And alongside the Watsons, there is a multitude of Elizas and Merricks - the rest of the characters in the play. In Victorian England, Merrick is an inventor who is looking for a way to create the best companion, having the characteristics of his own wife while Eliza goes to Sherlock Holmes, worried about her life (and finds Watson instead). In our time, Eliza and Merrick are divorced and she is working on an android who can be the perfect companion and Merrick ends up sending Watson to spy on her. There is a wonderful symmetry between the two story-lines and Madeleine George weaves them together with constant switches between the two times, showing that even of the story is reversed, a lot of it is the same.
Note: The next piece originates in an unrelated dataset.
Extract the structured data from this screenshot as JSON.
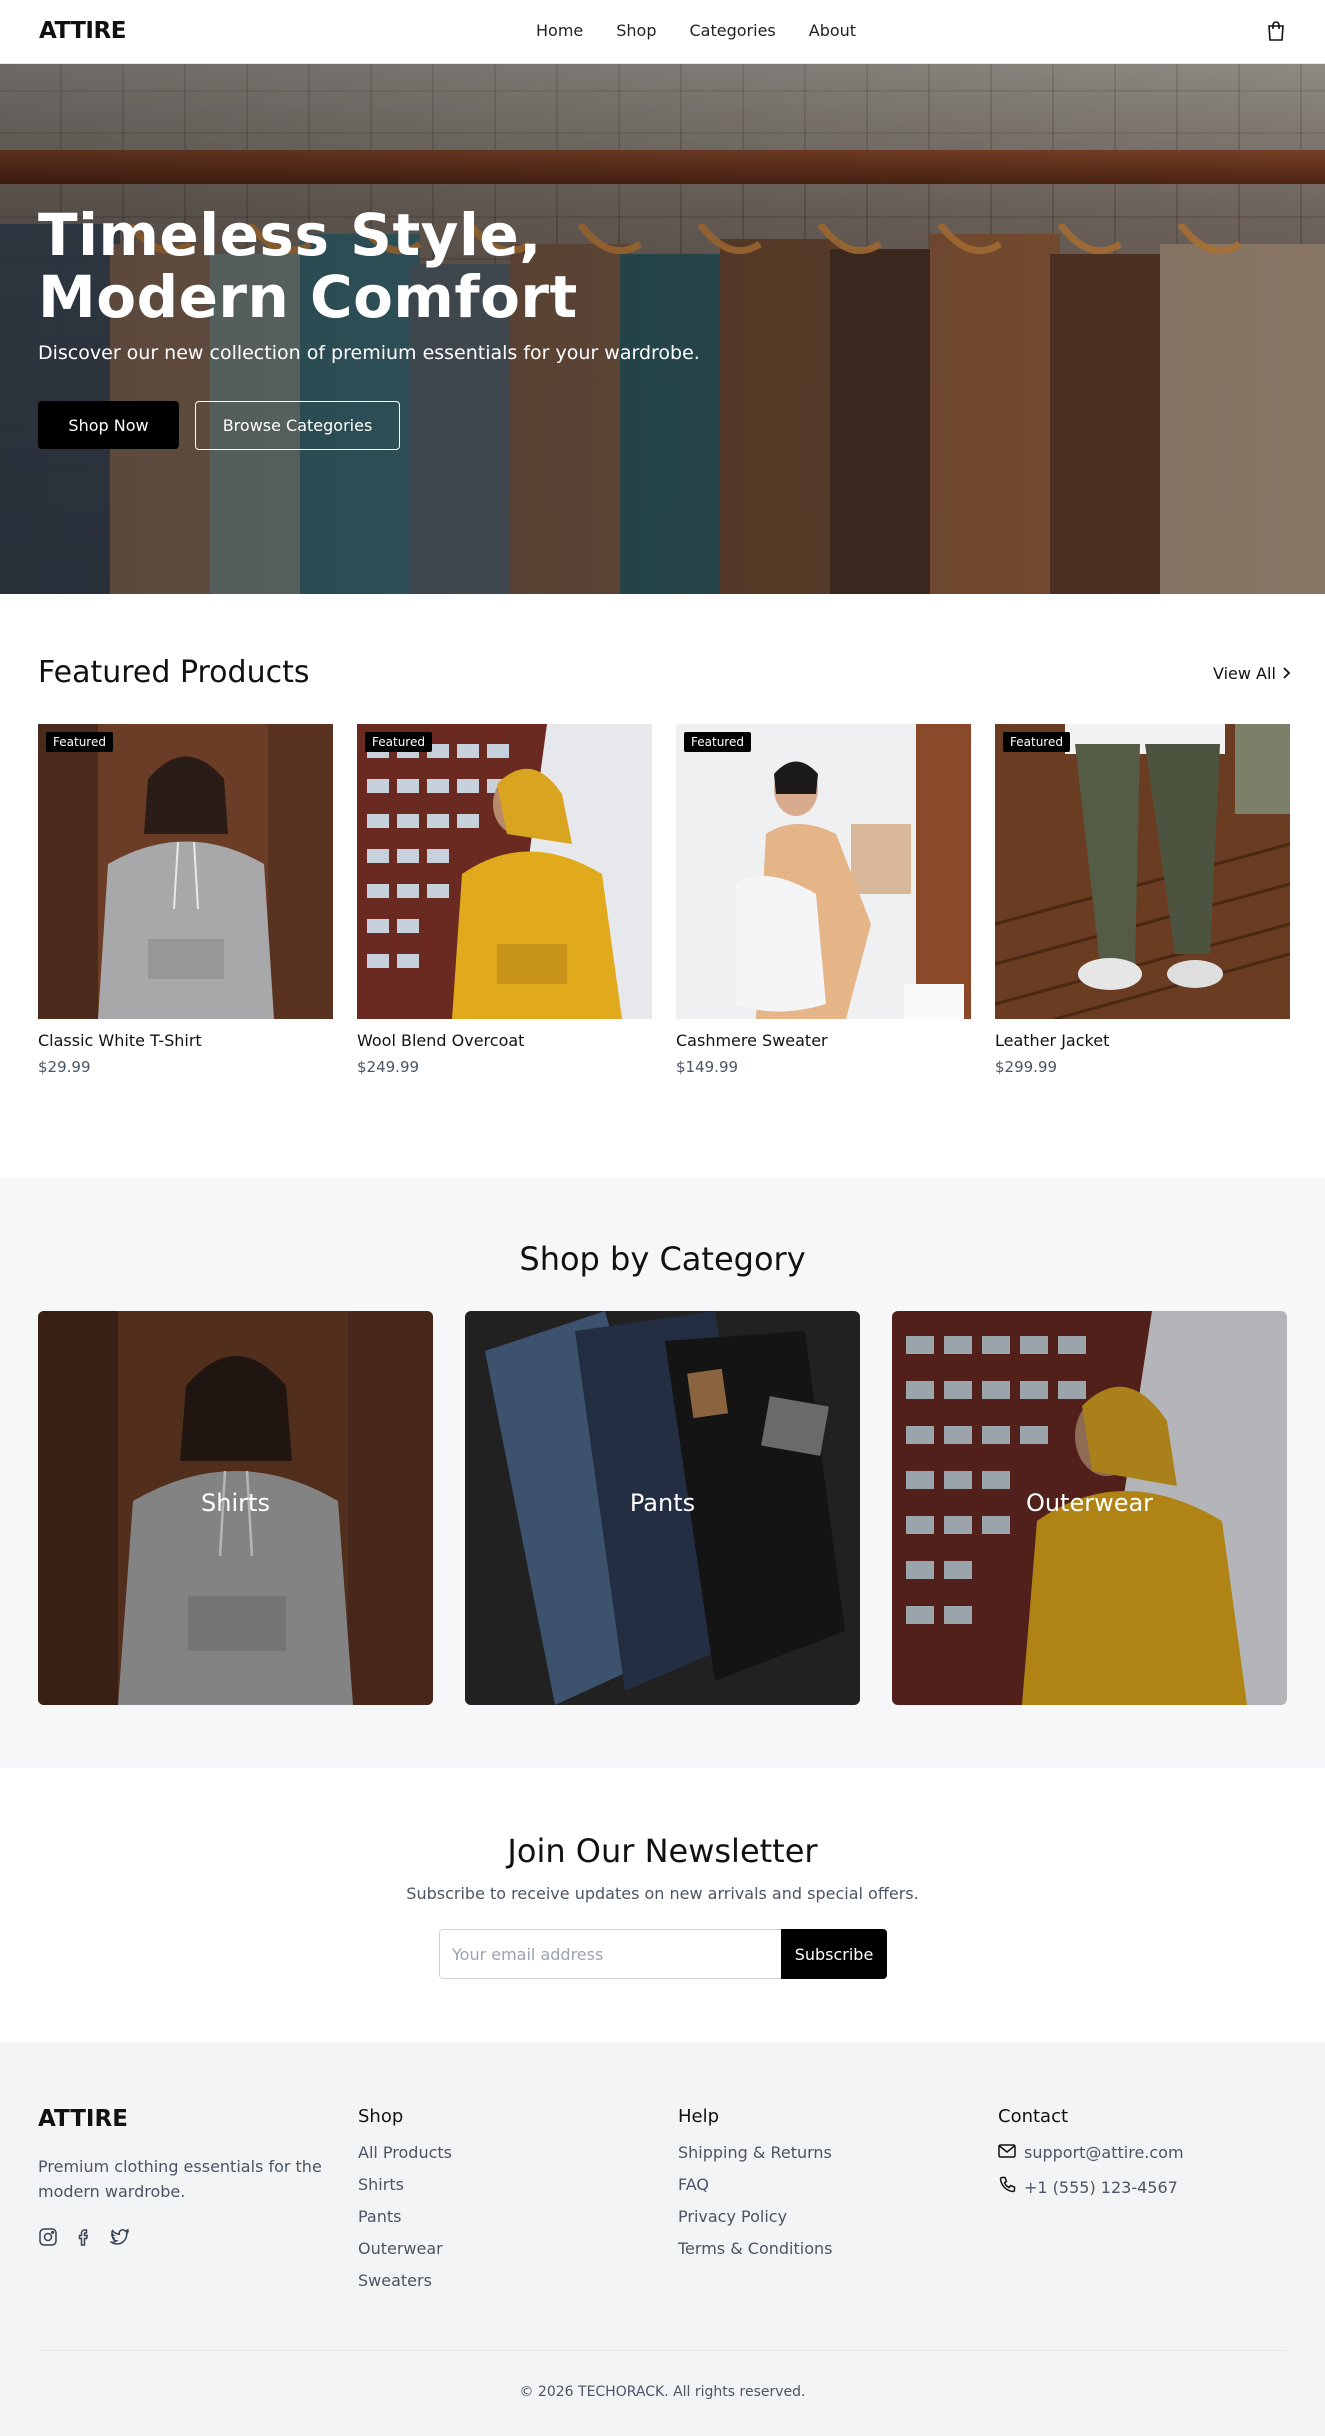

Then there is the problematic part - the one too many Watsons -- Bell's assistant. He seems to be there to try to add more to the story of interconnection but something just did not click for me - every time the play went to him, it felt as if we stepped into another story, despite having the same character names. It feels like an addition that is there to help strengthen the story but feels like an ornament which just is too much. I understand why it was added, it moves the play from a love story across the centuries to a more general connection through time and it does not weaken the story but it does not feel part of it either.

The Victorian/21st century double story explores what reality is and what companionship is - and what matters in it. While Eliza and Merrick try to find their way to (or away from) each other, with Watson as the faithful helper (in some weird times sometimes), it all comes down to figuring out what you want in life (and love). And when one Watson knows things he should not (while another Watson should), you are left wondering if there is something more in some names.
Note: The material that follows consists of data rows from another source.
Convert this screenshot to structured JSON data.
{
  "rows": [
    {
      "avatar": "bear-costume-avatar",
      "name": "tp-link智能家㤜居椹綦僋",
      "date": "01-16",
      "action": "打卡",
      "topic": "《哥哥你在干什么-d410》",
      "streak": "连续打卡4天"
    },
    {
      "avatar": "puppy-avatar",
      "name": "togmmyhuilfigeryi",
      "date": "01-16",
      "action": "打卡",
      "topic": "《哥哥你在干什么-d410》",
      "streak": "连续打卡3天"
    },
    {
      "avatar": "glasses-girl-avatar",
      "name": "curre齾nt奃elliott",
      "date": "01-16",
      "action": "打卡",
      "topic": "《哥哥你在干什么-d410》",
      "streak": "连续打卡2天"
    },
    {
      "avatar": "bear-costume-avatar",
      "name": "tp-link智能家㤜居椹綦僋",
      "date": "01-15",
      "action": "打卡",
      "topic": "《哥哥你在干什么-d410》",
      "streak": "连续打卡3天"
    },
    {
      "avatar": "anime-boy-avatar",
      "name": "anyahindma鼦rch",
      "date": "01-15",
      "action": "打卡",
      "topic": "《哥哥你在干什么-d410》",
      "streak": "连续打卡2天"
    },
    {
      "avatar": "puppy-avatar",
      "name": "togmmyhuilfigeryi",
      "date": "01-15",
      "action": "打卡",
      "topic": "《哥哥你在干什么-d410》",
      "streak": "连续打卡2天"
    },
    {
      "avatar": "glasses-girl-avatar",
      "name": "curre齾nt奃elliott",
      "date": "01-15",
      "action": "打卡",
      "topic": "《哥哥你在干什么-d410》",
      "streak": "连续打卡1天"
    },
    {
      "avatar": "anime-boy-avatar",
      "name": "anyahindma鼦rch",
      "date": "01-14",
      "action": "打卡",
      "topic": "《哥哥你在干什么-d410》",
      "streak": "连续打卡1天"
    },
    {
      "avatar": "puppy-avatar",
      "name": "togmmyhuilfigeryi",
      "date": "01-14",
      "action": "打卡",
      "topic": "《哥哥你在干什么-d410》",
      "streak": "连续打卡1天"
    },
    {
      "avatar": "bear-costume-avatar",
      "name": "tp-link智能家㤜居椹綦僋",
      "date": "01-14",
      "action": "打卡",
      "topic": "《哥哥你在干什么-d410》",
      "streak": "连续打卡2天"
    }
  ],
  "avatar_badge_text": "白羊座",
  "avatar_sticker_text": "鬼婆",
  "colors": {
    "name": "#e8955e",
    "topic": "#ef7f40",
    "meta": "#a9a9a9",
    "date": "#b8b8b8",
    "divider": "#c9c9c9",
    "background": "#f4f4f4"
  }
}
An enjoyable play (even with the surplus Watson) and an interesting way to explore what companionship really is. And the fact that the same play can have Holmes's Watson and an android and not feel weird is a testament to the well-done weaving of stories by the author.

29AnnieMod
kesäkuu 21, 2020, 4:35am


12. Death of England by Roy Williams and Clint Dyer

World Premiere run: Dorfman Theatre at the National Theatre, London, UK, January 31 - March 7, 2020 (Opening: Feb 6, 2020)
Length: Full Length Play. Approximate time: 100 minutes; 41 pages

How can you grieve for a father who died in your hands and while your mother blames you for it? Well, the British way of course - get drunk and say what you think during the funeral.

Michael just wanted to watch the semi-final of the World Cup and see England win against Croatia with his father when the game does not go exactly as planned. And while that probably broke the hearts of most people in that bar, the expression turns out to be literal for his father. We see the death in a flashback, as we see most of the story, in Michael's memory.

The play is a monologue - despite containing some dialog, it is Michael telling us the story of how he lost his father - and in the process learned a lot more about him (and himself). It does sound like a cliche but it works. And somewhere in the middle of the memories of school days and old arguments, there is the England of post-Brexit and the confused thoughts of people who need to decide what they are thinking. Racism and nationalism and their exploration make up the bulk of the play, making one reevaluate what they know or think.

It should have been heavy-handed. There are a lot of topics which are not talked of in polite company. But somehow, it works. It is in turns offensive and thoughtful, containing more hope than you would expect considering what the story is about. And the very end may even make you laugh.

It probably will not be my favorite play this month but it did touch something I thought I had buried very very deep. Maybe part of why I liked the play was that I could hear my own father in those memories - there are some parallels, even he lived in another country. And when a play can do that, the playwrights had done their job. But part of it is because it sounded like a lot of people I know - both Michael and his father - it is a commentary of a country at the start of 2020 but it applies to a lot more.

Stay away from this play if you cannot handle bad language or off-color jokes though. While they fit the story and the narrative, they are still there.